Requirement:
Within these entries, how many lines contain the word "handle"? Answer with the number alone.

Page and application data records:
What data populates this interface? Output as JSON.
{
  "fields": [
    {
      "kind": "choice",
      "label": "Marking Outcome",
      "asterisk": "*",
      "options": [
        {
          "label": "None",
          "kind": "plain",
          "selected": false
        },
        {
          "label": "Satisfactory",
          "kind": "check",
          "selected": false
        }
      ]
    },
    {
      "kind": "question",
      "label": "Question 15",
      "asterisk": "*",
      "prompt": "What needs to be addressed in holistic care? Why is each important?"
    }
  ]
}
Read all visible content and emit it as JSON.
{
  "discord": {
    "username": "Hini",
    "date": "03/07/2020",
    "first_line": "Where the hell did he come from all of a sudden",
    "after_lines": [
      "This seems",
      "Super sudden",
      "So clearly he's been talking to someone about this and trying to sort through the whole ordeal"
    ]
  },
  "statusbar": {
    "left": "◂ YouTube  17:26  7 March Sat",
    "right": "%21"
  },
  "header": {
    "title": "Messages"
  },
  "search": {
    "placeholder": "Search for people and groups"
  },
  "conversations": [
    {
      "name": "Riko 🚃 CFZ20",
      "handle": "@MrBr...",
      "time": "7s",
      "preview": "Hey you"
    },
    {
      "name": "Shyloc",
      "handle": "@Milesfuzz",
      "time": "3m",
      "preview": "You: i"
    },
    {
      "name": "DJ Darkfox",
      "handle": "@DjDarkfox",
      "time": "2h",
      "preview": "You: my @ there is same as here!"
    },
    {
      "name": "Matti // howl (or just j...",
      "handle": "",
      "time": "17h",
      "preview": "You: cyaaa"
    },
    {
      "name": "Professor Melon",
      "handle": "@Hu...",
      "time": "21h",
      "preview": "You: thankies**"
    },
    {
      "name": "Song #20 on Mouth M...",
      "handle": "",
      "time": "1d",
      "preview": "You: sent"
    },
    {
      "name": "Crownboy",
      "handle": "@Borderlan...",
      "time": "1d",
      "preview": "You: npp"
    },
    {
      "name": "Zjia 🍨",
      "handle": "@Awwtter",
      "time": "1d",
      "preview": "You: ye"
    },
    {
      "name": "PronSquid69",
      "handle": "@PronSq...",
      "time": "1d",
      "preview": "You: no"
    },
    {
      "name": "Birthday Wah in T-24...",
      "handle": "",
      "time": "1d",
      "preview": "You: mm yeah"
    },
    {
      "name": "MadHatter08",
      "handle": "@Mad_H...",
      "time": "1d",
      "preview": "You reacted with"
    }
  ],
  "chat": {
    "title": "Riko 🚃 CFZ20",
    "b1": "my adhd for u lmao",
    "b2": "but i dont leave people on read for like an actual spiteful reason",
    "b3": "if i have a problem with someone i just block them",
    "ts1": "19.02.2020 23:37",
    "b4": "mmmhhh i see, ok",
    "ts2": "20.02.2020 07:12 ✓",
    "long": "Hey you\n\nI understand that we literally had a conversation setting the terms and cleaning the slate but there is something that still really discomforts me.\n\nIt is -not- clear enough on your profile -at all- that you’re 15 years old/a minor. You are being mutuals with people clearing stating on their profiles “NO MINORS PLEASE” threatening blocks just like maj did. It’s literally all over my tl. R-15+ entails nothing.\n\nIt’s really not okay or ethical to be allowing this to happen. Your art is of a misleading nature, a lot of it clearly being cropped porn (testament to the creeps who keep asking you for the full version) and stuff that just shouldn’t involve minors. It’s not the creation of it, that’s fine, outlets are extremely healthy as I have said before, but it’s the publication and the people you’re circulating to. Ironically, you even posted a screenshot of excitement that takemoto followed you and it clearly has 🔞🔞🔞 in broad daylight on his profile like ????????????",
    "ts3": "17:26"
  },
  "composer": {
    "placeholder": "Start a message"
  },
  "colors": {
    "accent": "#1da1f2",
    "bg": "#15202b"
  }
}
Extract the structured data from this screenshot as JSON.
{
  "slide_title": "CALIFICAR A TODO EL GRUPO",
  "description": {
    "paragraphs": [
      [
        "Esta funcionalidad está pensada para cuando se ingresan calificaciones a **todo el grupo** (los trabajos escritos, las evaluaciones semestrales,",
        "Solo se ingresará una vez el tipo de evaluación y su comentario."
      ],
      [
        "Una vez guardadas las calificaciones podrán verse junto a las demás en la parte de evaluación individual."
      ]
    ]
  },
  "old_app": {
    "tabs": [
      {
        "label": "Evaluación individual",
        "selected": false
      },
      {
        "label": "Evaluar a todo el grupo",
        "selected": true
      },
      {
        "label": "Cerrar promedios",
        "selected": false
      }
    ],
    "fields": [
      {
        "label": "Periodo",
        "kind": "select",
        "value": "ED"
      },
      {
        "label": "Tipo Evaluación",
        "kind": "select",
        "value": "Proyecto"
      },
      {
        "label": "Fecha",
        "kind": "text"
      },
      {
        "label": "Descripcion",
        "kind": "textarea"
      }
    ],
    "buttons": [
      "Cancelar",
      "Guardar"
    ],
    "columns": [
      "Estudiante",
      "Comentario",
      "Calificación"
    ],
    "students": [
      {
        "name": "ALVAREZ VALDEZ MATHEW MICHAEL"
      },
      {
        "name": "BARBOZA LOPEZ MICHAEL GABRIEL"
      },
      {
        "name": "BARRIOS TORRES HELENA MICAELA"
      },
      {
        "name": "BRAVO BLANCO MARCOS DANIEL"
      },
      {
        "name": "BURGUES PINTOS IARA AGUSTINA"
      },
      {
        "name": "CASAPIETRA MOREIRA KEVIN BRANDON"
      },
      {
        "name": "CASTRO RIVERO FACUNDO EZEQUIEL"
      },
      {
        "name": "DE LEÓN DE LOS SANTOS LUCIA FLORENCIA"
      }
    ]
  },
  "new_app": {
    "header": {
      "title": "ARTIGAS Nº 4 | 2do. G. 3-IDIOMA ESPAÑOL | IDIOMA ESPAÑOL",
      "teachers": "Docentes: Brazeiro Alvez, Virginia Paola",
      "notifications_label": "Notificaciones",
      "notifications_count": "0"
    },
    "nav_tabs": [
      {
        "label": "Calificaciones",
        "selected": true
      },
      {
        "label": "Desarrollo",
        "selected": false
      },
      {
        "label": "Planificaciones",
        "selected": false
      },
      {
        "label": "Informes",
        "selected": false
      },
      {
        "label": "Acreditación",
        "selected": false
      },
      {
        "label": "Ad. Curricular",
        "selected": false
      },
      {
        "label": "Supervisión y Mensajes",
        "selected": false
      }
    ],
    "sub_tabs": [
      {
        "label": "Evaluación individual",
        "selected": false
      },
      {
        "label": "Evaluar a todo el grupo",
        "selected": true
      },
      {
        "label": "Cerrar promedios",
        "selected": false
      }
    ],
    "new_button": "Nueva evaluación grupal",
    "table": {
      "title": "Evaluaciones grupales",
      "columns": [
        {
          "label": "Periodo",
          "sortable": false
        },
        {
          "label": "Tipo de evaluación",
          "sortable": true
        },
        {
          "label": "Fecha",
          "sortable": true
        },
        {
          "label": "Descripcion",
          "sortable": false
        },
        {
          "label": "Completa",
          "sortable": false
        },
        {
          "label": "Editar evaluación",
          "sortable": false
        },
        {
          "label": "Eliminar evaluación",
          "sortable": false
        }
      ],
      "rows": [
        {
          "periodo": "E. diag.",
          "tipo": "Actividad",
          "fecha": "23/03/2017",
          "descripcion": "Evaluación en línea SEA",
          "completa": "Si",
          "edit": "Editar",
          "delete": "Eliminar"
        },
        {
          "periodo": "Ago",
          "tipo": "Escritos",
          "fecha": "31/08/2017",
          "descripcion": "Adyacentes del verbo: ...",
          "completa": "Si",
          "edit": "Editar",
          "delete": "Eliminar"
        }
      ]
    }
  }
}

Response:
11